Well, it could be just procrastination. Laughs. It’s really not a conscious decision. I mean, these ideas are floating around in my head all the time. What you said about being afraid you’ll forget them, to me, that’s my natural sifting process. If I have six ideas rolling around in my head, and in the course of six months only two stick with me, they’re probably the most memorable ones.
So do songs usually start with the lyrics for you?
Always. Even the heaviest songs I’ve ever written with the big guitar riffs always start with the lyrics.
Do you mix and match lyrics and melodies?
Any song, whether it’s heavy as hell or a ballad or a pop song, if you strip away all the production and the atmosphere, you should still be able to sit down with an acoustic guitar or piano and sing it. If you can’t do that, then it’s not a good song. That’s why I always start with the lyrics and a melody. The content of the lyric dictates what the music will be. So if it’s driving heavy lyric, then that type of music will follow.
That’s the fun part for me. I mean, I can write guitar riffs all day long. That’s the easy part. But if it’s a mellower lyric or a ballad, I’ll pull out an acoustic or piano. Plugging music or riffs around or behind the lyrics and melody has always been the easy part for me. The chord progressions just fall into place once I hear the melody. A big hook with a riff like the one on "Gypsy Road" or “It’s Not Enough” off the new album, those big hooks come to me all day long. In other words, the lyric dictates the riff.
Let’s talk about inspiration. Should you go out and seek it or wait until it comes to you?
I wouldn’t say that I consciously do things to get inspired. But certain activities do help. The closest thing to that, and I don’t ever do it on purpose, is a long car ride, like maybe six or seven hours. That hypnotic state on the highway helps. And being on an airplane with nothing to do also helps. My mind opens up. So I will say the idea of movement is a factor. On our tour bus for example I’ll sit in the back lounge and write.
Many songwriters have told me that motion plays a role in their creative process.
I think it all goes back to that hypnotic state. Motion clears my head. You hear people say all the time that when they get angry or overwhelmed they go for a drive. That activity clears your head. But you know what? Now you mention it, movies can inspire me. There’s always some moment in the movie where there’s a great line, and that gets me thinking.
Laughs. Actually it just happened. And I just cowrote the song with someone else here in town after watching a movie. But I can’t say what because I don’t know if anything will come of it.
How important is environment when you write?
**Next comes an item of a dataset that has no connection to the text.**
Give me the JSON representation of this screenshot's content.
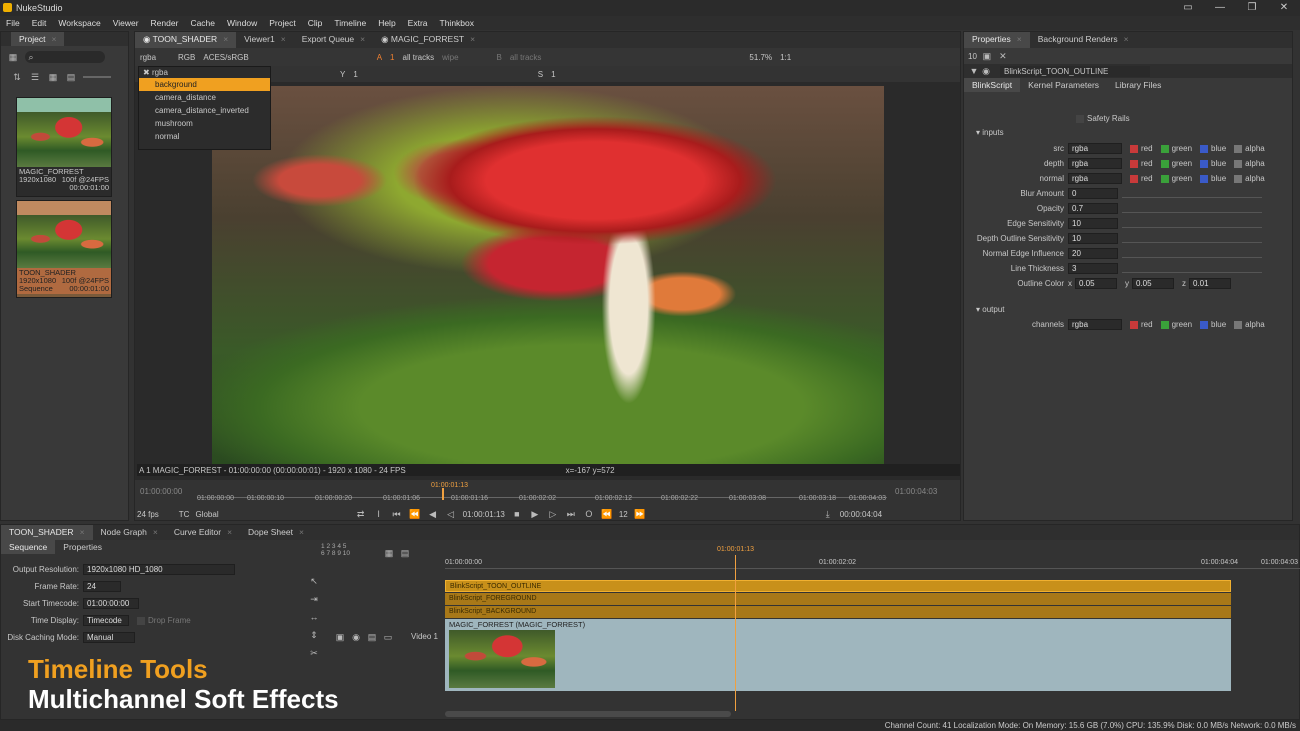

Things like place or time of day?
I’ve written in every environment you can imagine. And any time of day. I’ve worked on songs starting at midnight and writing all night. I’m not even able to sleep at that point. But I’ve never really written well in the studio. I don’t like mixing technology with that creative process.
When you write, are you a pen and paper guy or a keyboard guy?
I usually like to jot it down on pen and paper. But lately I’ve been using an app on my iPad that allows me to write lyrics with my finger on the screen. I always carry my iPad with me and it seems like whenever I get lyrics in my head I don’t have the pen with me, so this works out really nicely.
Do you need emotional distance to be able to write about a topic?
I would say that with about 100% of what I’ve written there is distance. Especially with my ballad or heartbreak songs. Those are really about a culmination of experiences, Not necessarily one specific experience.
How much revision do you do to your lyrics?
Most of the time, I use just what falls out. I might change a line or two, but that’s usually about it. When I revise, it’s usually about changing the phrasing. I might have three lines and a verse with a melody that I love, and I need to get that same phrasing for the fourth line. That can be tough. It’s got a be the right number of syllables, so it becomes like a jigsaw puzzle.